I’ve been really into behavioral economics lately, like to the point of reading it all the time, bothering people with anecdotes about it, looking for future jobs in the field, etc. (And if you found that first sentence reason enough to stop reading, stay with me! I think this post will actually be good, I’m saving the turgid, academic prose for a later post).
One element of behavioral economics involves looking at self-control, and how it affects us. Basically, self-control is a limited resource, the more self-control you engage in, the less you will have shortly thereafter. In one of my favorite experiments, a group of participants had two bowls in front of them, one of radishes and one of fresh-baked chocolate chip cookies. One group was told to eat as many cookies as they liked, while another was told to eat as many radishes as they liked, but no cookies. Afterwards, they were asked to solve some puzzles, but what they didn’t know was that the puzzles could not be solved, and it was really a test of their willpower. The group that had eaten radishes, and therefore had to practice self-control, tried the puzzles for less than half the time of the cookie-eating group, before giving up. This phenomenon is known as ego depletion. It’s basically for this reason that Cinnabon makes a killing at the mall. You’ve been making hard decisions for a period of time, and don’t have much self-control left, and you smell cinnamon, and boom! Cinnabon has you.
A major issue that I have is one of sleep. As anyone who knows me well knows, I am an absolute champ at sleep. My record thus far in Kenya has been sleeping from 6 pm (just a short nap, I figured) until 7 am the next day. I’ve already worried a colleague, who worried I must be ill or something (No Kura, just tired–me sleeping from 8 to 7 isn’t anything to worry about). Anyway, any plans on my part to wake up early require some serious effort. Behavioral economics would say I have a problem of time inconsistency. 10:00 PM me wants to be productive the next morning; 7:00 AM WANTS TO STOP THAT ANNOYING NOISE AND RESUME SLEEPING. Accordingly, I’ve borrowed from behavioral economics, and have “tweaked my environment.” Every night, I make a point of hiding my phone in my hamper, so that the next morning, not only do I have to get out of bed, I have to dig through clothes for a while to turn it off. If this fails, I’m considering raising the stakes, and putting a second alarm, one minute later, just outside my roommate’s door. If I don’t wake up to turn that alarm off, well, hopefully I won’t ever find out. (Sarah if you’re reading this, hopefully I don’t get to this point!)
Another method to avoid time inconsistency is to “externalize your internal desire.” I used this same method in the past to force myself to wake up early and do work last year. I would tell my roommates that if I wasn’t up by a certain time, I would pay them money. Only once did this not really work, and it was when I asked a roommate who was too nice, and when I didn’t wake up, told me I didn’t have to worry about paying him. DARNIT JULIAN, THAT WASN’T THE POINT. YOU’RE SUPPOSED TO TERRIFY ME INTO WAKING UP ON TIME.
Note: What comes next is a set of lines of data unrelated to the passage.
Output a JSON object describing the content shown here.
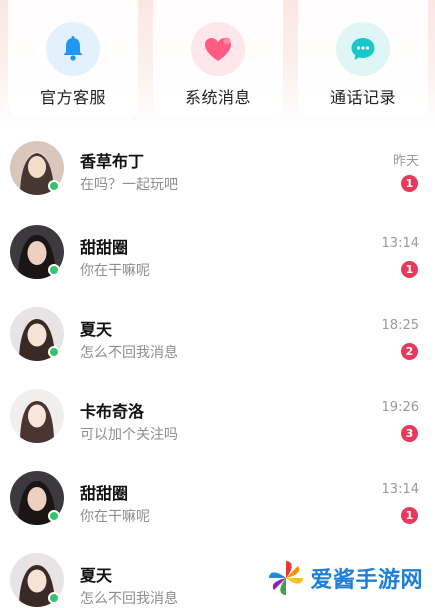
{
  "shortcuts": [
    {
      "label": "官方客服",
      "icon": "bell-icon",
      "color": "#2196f3"
    },
    {
      "label": "系统消息",
      "icon": "heart-icon",
      "color": "#ff4d79"
    },
    {
      "label": "通话记录",
      "icon": "chat-bubble-icon",
      "color": "#18c7c9"
    }
  ],
  "conversations": [
    {
      "name": "香草布丁",
      "message": "在吗？一起玩吧",
      "time": "昨天",
      "unread": "1",
      "online": true
    },
    {
      "name": "甜甜圈",
      "message": "你在干嘛呢",
      "time": "13:14",
      "unread": "1",
      "online": true
    },
    {
      "name": "夏天",
      "message": "怎么不回我消息",
      "time": "18:25",
      "unread": "2",
      "online": true
    },
    {
      "name": "卡布奇洛",
      "message": "可以加个关注吗",
      "time": "19:26",
      "unread": "3",
      "online": false
    },
    {
      "name": "甜甜圈",
      "message": "你在干嘛呢",
      "time": "13:14",
      "unread": "1",
      "online": true
    },
    {
      "name": "夏天",
      "message": "怎么不回我消息",
      "time": "",
      "unread": "",
      "online": true
    }
  ],
  "watermark": {
    "text": "爱酱手游网"
  },
  "colors": {
    "badge": "#e8395a",
    "online": "#35c46d",
    "accent_blue": "#1d7fd8"
  }
}
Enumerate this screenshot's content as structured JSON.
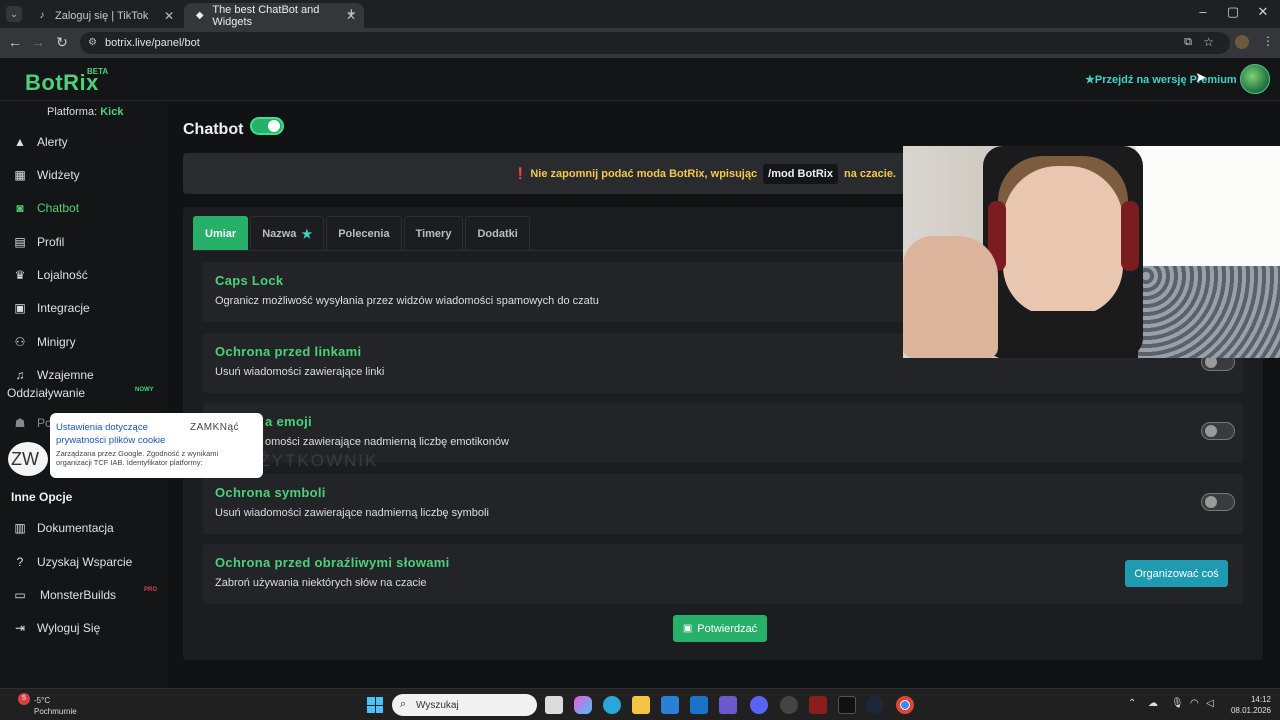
{
  "browser": {
    "tabs": [
      {
        "title": "Zaloguj się | TikTok",
        "favicon": "tiktok-icon"
      },
      {
        "title": "The best ChatBot and Widgets",
        "favicon": "botrix-icon"
      }
    ],
    "new_tab": "+",
    "url": "botrix.live/panel/bot"
  },
  "header": {
    "logo": "BotRix",
    "beta": "BETA",
    "premium_link": "Przejdź na wersję Premium"
  },
  "sidebar": {
    "platform_label": "Platforma:",
    "platform_value": "Kick",
    "items": [
      {
        "label": "Alerty",
        "icon": "warning-icon"
      },
      {
        "label": "Widżety",
        "icon": "grid-icon"
      },
      {
        "label": "Chatbot",
        "icon": "robot-icon"
      },
      {
        "label": "Profil",
        "icon": "id-card-icon"
      },
      {
        "label": "Lojalność",
        "icon": "trophy-icon"
      },
      {
        "label": "Integracje",
        "icon": "plug-icon"
      },
      {
        "label": "Minigry",
        "icon": "gamepad-icon"
      },
      {
        "label": "Wzajemne",
        "icon": "music-icon"
      },
      {
        "label": "Oddziaływanie",
        "icon": ""
      },
      {
        "label": "Po",
        "icon": "users-icon"
      }
    ],
    "new_badge": "NOWY",
    "section_other": "Inne Opcje",
    "other_items": [
      {
        "label": "Dokumentacja",
        "icon": "book-icon"
      },
      {
        "label": "Uzyskaj Wsparcie",
        "icon": "help-icon"
      },
      {
        "label": "MonsterBuilds",
        "icon": "laptop-icon"
      },
      {
        "label": "Wyloguj Się",
        "icon": "logout-icon"
      }
    ],
    "pro_badge": "PRO"
  },
  "cookie_popup": {
    "title": "Ustawienia dotyczące prywatności plików cookie",
    "close": "ZAMKNąć",
    "sub": "Zarządzana przez Google. Zgodność z wynikami organizacji TCF IAB. Identyfikator platformy:",
    "zw": "ZW",
    "ghost": "UŻYTKOWNIK"
  },
  "main": {
    "title": "Chatbot",
    "notice": {
      "text_before": "Nie zapomnij podać moda BotRix, wpisując",
      "code": "/mod BotRix",
      "text_after": "na czacie."
    },
    "tabs": [
      {
        "label": "Umiar",
        "active": true
      },
      {
        "label": "Nazwa",
        "star": true
      },
      {
        "label": "Polecenia"
      },
      {
        "label": "Timery"
      },
      {
        "label": "Dodatki"
      }
    ],
    "rules": [
      {
        "title": "Caps Lock",
        "desc": "Ogranicz możliwość wysyłania przez widzów wiadomości spamowych do czatu"
      },
      {
        "title": "Ochrona przed linkami",
        "desc": "Usuń wiadomości zawierające linki"
      },
      {
        "title": "a emoji",
        "desc": "omości zawierające nadmierną liczbę emotikonów"
      },
      {
        "title": "Ochrona symboli",
        "desc": "Usuń wiadomości zawierające nadmierną liczbę symboli"
      },
      {
        "title": "Ochrona przed obraźliwymi słowami",
        "desc": "Zabroń używania niektórych słów na czacie"
      }
    ],
    "organize_button": "Organizować coś",
    "save_button": "Potwierdzać"
  },
  "taskbar": {
    "weather_temp": "-5°C",
    "weather_desc": "Pochmurnie",
    "weather_badge": "5",
    "search_placeholder": "Wyszukaj",
    "time": "14:12",
    "date": "08.01.2026"
  },
  "colors": {
    "accent_green": "#4cd17a",
    "teal": "#3fd3c5",
    "notice_yellow": "#f2c94c",
    "button_blue": "#1e9bb0"
  }
}
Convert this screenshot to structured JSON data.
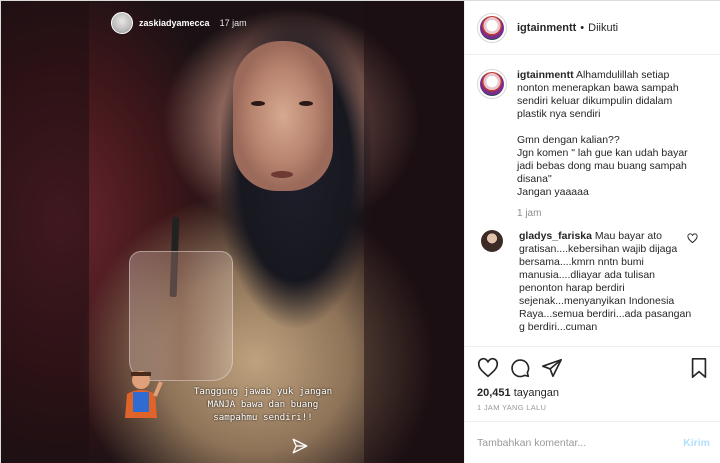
{
  "story": {
    "username": "zaskiadyamecca",
    "time": "17 jam",
    "caption": "Tanggung jawab yuk jangan\nMANJA bawa dan buang\nsampahmu sendiri!!"
  },
  "post": {
    "username": "igtainmentt",
    "dot": "•",
    "follow_status": "Diikuti",
    "caption_text": "Alhamdulillah setiap nonton menerapkan bawa sampah sendiri keluar dikumpulin didalam plastik nya sendiri\n\nGmn dengan kalian??\nJgn komen \" lah gue kan udah bayar jadi bebas dong mau buang sampah disana\"\nJangan yaaaaa",
    "caption_time": "1 jam"
  },
  "comments": [
    {
      "username": "gladys_fariska",
      "text": "Mau bayar ato gratisan....kebersihan wajib dijaga bersama....kmrn nntn bumi manusia....dliayar ada tulisan penonton harap berdiri sejenak...menyanyikan Indonesia Raya...semua berdiri...ada pasangan g berdiri...cuman"
    }
  ],
  "actions": {
    "views_count": "20,451",
    "views_label": "tayangan",
    "posted_ago": "1 JAM YANG LALU"
  },
  "add_comment": {
    "placeholder": "Tambahkan komentar...",
    "post_label": "Kirim"
  },
  "icons": {
    "like": "heart-icon",
    "comment": "comment-icon",
    "share": "share-icon",
    "save": "bookmark-icon",
    "send": "send-icon"
  }
}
I’m planning on using this same externalization method to follow through with another goal of mine: continuing to study Swahili. I mentioned earlier that a real challenge is ego depletion (See! The two ideas I expressed in this post are in fact related!), so at the end of a day of working, I often don’t feel like studying, though I’m always sure tomorrow I will have no problem studying. I’ve learned that a great method of forcing yourself to do something is to promise to donate to a cause you care about if you don’t achieve your goal. I’ve also learned that a greater method is to promise to donate to a goal you DO NOT LIKE at all if you don’t achieve your goal.
Every week I do not study at least five different days before November 6th, I will be making a $20 donation to the Romney-Ryan campaign. (I was inspired by a black woman in the south who promised to donate to the KKK unless she lost weight. Is my potential donee less extreme? Yes. Will it inspire me to study? Yes.) So, the question is: will I learn Swahili? Or will I do what it takes to make this country great again?
And no, Ryan, Mom, and other blog readers. I do not need to apply these same lessons to my blogging. My problem in the past week and a half has been a lack of internet, not self-control. I’ll be back with a vengeance though! I have all kinds of topics I want to write about. Less perhaps on the “Dear Diary” side, and more on the “Wow, that is really interesting. I should blog about it.” side of things.